These apps may not seem like much of a threat as long as they stay in their lane — but increasingly, ride-sharing companies are pushing the limits of how their apps can be used for payments.
This listicle is compiled from reporting by PaymentsSource writers including John Adams, Kate Fitzgerald and David Heun. Click the links in each item to read more.
Uber hints at big plans for digital money
An e-money license would enable Uber to build a Venmo-style experience to allow riders to split expenses. Becoming a global P2P player will also likely require more regulatory approvals than the one it seeks in the Netherlands.
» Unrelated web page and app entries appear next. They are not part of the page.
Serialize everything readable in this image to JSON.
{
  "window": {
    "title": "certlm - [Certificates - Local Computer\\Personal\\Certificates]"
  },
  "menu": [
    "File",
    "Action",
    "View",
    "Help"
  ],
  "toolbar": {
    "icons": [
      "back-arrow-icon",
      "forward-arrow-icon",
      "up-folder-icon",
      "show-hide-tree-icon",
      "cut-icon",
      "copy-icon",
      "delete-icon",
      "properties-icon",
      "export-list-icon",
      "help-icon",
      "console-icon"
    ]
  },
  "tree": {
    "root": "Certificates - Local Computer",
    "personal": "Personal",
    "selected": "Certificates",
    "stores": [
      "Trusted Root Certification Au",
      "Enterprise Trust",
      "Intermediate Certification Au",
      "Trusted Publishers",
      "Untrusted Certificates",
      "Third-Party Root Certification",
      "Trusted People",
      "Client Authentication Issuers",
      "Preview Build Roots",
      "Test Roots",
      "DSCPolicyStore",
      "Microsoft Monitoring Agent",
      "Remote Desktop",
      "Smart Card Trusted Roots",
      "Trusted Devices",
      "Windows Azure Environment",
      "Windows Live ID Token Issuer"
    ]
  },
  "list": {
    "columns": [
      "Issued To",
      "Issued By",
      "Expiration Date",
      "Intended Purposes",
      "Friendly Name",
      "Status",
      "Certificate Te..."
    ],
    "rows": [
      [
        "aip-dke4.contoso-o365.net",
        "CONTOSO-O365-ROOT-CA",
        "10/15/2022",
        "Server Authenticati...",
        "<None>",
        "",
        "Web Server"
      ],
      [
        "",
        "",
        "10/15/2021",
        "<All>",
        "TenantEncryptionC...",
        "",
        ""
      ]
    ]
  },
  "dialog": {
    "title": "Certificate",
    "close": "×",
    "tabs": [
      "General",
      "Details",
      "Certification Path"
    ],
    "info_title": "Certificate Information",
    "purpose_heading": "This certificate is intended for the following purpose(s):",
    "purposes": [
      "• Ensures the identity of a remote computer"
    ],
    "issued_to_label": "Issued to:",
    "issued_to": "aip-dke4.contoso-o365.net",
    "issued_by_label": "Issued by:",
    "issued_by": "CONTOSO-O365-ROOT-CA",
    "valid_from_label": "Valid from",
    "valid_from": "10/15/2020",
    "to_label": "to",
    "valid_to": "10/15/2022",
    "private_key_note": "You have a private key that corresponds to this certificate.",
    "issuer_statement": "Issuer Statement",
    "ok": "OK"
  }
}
"Implementing a new business model implies new capabilities for the consumer, which will almost certainly need to use the account for more than a simple payment, so new platform capabilities will be required," said Tim Sloane, vice president of payments innovation and director of the emerging technologies advisory service at Mercator Advisory Group. "To support this, new disclosures and consents must be introduced and managed with consumers."
Uber will also have to deal with fresh issues of enrollment. The end user agreements it has in place for passengers are likely insufficient for operating a digital wallet, Sloane said.
"If Uber wants to be a P2P enabler in the U.S. it would fall under the prepaid rules of the CFPB, which would require significant consumer consent prior to receiving funds," he said.
Uber certainly has the scale it needs to build a payments platform. Uber recently passed the 75 million rider mark and provides 15 million rides per day globally, with the average rider spending $50 per month on the ride sharing app. In the U.S., it has a 77% share of the ride sharing market, and by some counts has taken a quarter of the market away from New York's yellow and green cabs.
"When considering the many companies that stockpile 'cards on file,' Uber is likely in the top 20," Sloane said. "Braintree and others have tried to utilize the stockpile to create new business and revenue streams, so why not Uber?"